What lines of the data include the string "heading"? Copy them all.

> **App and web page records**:
────
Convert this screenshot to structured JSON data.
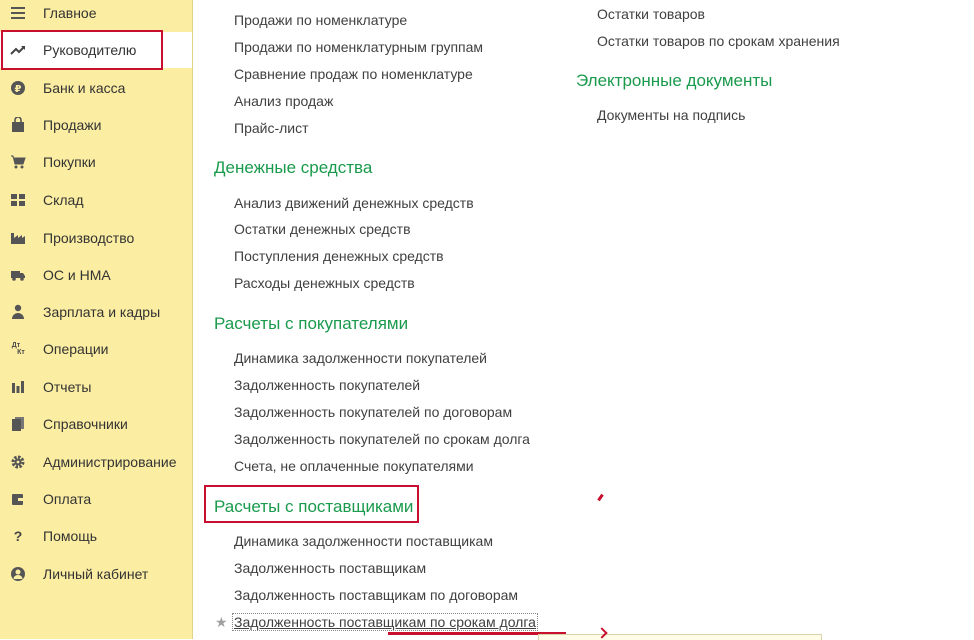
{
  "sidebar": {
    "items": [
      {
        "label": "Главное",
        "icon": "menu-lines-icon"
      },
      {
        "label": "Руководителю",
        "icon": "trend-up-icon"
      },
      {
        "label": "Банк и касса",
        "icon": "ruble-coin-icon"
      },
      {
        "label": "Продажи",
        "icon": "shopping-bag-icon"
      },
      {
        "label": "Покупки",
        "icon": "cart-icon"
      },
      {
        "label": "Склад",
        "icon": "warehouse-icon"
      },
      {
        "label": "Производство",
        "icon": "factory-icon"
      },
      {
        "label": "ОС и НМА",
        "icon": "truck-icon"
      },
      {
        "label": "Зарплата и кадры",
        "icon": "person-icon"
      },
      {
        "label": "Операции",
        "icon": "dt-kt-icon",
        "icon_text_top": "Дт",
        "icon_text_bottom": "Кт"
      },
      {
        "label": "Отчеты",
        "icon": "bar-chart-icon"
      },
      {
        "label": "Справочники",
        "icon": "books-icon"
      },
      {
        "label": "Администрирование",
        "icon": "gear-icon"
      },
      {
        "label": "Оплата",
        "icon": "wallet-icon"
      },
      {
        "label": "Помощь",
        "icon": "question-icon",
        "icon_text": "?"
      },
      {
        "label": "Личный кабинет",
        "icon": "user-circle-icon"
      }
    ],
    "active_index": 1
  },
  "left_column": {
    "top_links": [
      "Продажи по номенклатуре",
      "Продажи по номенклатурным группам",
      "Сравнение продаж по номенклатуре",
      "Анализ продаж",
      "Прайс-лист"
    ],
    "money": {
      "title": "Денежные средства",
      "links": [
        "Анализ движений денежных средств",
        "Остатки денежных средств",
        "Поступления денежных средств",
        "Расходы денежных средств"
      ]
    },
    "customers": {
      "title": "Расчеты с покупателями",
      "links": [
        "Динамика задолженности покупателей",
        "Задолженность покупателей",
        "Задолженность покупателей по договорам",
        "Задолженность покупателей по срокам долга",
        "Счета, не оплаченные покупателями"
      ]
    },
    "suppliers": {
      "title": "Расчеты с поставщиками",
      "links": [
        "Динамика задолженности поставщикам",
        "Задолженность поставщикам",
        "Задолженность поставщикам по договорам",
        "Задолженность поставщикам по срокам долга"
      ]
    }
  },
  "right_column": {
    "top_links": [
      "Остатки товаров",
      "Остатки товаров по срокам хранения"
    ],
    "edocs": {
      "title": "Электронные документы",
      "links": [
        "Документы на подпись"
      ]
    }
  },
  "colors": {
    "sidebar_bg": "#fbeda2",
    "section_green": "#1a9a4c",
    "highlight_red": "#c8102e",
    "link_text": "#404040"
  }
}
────
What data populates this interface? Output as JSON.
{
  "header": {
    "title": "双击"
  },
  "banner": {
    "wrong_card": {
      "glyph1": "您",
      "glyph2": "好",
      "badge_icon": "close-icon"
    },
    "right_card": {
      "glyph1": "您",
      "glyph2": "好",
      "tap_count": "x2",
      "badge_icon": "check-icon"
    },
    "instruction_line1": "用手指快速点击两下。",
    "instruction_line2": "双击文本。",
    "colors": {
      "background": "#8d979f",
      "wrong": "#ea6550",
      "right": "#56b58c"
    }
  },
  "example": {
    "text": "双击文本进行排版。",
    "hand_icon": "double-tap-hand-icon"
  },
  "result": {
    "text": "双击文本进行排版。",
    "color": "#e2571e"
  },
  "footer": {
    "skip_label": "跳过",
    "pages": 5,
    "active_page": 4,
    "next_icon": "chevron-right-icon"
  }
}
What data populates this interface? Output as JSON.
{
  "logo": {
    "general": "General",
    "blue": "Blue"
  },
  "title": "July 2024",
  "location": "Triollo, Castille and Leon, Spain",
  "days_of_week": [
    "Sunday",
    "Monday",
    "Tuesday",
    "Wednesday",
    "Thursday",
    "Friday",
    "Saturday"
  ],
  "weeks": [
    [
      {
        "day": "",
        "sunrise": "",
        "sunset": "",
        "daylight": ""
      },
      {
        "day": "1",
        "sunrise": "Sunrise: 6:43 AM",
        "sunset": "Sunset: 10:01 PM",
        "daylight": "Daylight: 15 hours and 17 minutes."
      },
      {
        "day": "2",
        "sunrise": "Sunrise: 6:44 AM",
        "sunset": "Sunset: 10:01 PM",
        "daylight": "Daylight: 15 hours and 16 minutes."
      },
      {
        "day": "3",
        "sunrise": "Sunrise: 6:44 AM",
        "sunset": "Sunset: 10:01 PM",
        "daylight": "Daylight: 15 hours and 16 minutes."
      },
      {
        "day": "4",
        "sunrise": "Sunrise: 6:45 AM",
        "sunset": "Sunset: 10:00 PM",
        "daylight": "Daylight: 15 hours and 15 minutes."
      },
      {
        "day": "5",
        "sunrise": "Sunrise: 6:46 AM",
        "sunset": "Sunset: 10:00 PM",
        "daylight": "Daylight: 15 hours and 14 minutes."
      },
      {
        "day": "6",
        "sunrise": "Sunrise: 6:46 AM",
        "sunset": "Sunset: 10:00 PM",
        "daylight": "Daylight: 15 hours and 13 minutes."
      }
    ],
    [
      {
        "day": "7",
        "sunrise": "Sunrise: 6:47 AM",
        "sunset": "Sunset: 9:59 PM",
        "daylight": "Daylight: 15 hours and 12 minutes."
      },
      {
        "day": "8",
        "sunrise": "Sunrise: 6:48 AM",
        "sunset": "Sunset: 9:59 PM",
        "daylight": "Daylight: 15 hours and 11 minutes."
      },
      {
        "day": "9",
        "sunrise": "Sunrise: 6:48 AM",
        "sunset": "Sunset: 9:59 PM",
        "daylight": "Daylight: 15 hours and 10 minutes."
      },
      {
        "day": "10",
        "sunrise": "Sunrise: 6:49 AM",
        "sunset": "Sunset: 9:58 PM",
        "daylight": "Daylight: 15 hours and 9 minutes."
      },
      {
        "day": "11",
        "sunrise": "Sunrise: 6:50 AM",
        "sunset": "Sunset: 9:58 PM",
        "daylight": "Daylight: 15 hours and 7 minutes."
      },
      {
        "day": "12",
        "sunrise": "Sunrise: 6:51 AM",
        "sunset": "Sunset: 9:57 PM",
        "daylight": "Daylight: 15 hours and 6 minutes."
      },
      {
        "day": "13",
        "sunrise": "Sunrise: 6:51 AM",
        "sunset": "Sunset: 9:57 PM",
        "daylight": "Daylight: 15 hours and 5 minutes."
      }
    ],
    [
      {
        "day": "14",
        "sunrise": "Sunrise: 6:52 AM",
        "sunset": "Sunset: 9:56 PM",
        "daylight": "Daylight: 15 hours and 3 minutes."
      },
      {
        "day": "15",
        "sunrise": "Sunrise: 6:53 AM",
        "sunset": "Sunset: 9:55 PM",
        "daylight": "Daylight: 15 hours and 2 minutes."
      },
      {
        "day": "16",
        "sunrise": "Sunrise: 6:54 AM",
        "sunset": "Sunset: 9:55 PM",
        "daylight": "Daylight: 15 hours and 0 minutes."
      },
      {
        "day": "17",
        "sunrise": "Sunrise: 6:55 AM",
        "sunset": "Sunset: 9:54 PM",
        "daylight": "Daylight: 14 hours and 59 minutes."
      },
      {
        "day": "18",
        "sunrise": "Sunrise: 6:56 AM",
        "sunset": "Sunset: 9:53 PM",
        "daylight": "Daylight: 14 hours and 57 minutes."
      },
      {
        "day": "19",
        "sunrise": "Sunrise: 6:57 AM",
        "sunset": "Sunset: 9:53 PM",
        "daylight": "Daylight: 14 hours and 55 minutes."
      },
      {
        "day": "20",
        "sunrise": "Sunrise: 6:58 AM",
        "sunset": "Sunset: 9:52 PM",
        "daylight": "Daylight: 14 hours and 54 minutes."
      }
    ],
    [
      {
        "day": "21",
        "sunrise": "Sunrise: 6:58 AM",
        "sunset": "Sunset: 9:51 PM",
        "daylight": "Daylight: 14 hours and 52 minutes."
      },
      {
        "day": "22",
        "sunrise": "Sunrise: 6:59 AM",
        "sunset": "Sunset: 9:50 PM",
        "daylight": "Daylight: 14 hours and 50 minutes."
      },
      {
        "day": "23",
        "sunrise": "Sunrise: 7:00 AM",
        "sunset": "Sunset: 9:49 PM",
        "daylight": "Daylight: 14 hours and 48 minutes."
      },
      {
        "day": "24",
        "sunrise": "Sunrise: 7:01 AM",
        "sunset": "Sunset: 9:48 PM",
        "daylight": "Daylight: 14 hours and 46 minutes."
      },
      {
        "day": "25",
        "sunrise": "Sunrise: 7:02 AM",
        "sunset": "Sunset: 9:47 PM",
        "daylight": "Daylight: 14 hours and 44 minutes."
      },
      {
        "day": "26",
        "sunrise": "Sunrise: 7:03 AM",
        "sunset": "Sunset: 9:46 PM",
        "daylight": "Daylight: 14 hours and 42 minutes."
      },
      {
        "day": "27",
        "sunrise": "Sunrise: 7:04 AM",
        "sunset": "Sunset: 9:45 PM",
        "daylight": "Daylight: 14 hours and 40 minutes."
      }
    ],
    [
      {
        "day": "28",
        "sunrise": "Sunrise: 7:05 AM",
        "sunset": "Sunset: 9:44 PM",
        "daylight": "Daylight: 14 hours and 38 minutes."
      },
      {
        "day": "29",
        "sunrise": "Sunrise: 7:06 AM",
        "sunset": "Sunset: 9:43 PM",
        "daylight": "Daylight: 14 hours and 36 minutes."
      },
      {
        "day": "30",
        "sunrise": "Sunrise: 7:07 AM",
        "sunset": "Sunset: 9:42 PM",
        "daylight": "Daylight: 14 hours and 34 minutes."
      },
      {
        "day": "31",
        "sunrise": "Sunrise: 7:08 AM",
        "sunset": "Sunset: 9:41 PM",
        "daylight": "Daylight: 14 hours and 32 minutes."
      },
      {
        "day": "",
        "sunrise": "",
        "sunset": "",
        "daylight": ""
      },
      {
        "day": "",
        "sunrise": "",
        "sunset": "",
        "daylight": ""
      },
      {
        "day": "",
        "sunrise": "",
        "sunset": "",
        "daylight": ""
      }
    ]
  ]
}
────
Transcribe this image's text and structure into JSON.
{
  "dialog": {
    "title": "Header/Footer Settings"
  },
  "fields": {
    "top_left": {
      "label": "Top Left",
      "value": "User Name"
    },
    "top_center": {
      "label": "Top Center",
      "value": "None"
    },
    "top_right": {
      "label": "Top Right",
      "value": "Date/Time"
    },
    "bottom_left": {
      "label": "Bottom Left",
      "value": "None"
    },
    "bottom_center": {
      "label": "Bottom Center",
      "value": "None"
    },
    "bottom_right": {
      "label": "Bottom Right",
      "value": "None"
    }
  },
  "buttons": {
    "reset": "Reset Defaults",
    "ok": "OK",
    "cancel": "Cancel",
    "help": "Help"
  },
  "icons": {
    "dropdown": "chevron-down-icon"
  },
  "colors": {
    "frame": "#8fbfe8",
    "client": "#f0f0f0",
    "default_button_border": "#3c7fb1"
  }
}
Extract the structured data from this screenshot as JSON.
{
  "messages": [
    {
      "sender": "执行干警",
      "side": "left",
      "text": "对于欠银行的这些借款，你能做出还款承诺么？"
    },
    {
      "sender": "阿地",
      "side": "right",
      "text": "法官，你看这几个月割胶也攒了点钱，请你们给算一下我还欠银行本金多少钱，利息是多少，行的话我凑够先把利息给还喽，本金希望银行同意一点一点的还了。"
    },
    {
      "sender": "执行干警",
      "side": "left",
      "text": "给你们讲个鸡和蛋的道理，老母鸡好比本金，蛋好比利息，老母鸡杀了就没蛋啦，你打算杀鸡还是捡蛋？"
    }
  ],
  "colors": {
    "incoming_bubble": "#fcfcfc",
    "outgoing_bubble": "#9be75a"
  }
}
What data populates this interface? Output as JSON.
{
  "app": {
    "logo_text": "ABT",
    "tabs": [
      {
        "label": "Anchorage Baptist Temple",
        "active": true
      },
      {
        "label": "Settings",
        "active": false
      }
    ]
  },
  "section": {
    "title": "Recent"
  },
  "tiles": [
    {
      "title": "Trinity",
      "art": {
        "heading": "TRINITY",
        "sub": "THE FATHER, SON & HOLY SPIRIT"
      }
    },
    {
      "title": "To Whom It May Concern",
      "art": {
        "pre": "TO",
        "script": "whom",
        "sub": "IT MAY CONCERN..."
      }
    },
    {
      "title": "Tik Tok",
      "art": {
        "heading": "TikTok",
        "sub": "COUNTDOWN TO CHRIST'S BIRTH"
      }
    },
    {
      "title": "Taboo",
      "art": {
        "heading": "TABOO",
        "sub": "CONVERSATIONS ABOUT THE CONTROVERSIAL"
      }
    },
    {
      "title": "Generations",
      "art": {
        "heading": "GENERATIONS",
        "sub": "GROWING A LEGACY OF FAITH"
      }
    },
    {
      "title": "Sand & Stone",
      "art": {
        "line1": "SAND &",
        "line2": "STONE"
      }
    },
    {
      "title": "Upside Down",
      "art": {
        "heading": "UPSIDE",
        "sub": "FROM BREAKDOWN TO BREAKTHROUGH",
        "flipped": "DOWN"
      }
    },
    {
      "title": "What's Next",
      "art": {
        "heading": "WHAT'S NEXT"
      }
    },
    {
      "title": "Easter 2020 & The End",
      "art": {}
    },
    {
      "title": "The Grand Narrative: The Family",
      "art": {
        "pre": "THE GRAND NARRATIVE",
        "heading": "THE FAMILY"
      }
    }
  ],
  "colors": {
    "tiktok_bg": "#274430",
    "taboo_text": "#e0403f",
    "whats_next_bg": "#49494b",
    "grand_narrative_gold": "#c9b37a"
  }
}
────
> **COMPLETED TASK**:
        "heading": "TRINITY",
        "heading": "TikTok",
        "heading": "TABOO",
        "heading": "GENERATIONS",
        "heading": "UPSIDE",
        "heading": "WHAT'S NEXT"
        "heading": "THE FAMILY"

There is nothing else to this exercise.